[Opening TASK MATERIAL section]

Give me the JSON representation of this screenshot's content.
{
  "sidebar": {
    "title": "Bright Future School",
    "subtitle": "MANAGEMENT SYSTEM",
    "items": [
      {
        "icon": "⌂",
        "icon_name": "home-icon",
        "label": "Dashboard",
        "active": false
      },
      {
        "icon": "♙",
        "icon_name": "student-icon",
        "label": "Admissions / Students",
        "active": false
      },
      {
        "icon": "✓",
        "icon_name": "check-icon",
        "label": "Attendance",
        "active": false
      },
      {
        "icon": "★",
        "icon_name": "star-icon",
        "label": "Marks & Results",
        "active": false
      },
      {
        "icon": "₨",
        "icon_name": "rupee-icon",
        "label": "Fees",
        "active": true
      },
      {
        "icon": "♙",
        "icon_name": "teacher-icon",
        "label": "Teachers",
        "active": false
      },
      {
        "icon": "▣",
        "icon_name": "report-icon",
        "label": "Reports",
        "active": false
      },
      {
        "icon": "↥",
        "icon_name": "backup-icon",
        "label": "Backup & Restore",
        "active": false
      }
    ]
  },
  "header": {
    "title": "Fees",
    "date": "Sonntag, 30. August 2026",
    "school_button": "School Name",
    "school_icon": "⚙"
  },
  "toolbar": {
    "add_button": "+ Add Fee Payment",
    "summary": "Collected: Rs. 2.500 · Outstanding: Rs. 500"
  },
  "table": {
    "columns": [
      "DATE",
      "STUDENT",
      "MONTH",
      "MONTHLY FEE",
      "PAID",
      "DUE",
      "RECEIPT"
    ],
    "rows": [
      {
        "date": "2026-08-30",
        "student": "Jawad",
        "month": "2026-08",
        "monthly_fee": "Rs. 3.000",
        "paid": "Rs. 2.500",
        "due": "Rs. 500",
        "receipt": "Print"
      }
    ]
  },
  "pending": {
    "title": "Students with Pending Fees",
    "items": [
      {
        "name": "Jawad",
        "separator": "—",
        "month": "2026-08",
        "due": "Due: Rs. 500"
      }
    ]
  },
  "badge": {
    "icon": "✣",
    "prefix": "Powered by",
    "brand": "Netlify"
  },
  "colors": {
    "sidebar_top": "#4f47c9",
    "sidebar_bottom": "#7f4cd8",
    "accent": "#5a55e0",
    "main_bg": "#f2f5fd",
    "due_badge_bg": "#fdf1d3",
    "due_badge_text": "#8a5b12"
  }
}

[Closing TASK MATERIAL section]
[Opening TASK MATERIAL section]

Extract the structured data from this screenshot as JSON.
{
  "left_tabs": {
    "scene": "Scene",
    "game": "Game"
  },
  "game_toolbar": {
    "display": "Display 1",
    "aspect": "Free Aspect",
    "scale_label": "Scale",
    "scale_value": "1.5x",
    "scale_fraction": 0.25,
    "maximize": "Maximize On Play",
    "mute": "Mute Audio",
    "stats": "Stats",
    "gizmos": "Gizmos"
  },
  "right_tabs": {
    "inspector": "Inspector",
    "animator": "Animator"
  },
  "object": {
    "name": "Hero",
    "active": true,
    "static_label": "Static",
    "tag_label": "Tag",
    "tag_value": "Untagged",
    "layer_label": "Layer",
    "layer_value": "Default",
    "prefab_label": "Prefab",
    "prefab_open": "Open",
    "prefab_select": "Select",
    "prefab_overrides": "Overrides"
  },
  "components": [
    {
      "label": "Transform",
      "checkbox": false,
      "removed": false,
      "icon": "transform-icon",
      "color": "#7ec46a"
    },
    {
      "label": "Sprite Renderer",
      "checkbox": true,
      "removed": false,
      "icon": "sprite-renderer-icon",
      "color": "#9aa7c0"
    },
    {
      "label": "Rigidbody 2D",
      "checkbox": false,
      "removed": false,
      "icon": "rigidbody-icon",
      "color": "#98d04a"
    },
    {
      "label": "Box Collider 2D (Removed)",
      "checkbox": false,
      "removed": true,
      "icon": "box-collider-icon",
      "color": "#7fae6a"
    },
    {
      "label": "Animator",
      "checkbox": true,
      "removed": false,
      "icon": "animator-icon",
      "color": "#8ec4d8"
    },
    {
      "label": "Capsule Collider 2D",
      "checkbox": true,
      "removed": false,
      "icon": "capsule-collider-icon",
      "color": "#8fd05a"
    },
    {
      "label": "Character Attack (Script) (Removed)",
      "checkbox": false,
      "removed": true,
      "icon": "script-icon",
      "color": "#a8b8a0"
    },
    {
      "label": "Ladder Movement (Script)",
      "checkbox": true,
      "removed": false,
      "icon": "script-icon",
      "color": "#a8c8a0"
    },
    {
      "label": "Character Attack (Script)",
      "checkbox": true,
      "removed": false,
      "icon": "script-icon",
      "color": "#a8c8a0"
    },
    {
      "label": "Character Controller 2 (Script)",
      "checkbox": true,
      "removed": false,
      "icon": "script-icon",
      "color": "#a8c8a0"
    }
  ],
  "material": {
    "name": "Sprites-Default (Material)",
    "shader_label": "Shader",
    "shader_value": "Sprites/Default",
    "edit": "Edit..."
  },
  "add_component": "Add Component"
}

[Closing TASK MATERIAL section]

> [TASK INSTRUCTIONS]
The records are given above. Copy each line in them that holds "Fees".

> [SOLVED EXERCISE]
        "label": "Fees",
    "title": "Fees",
    "title": "Students with Pending Fees",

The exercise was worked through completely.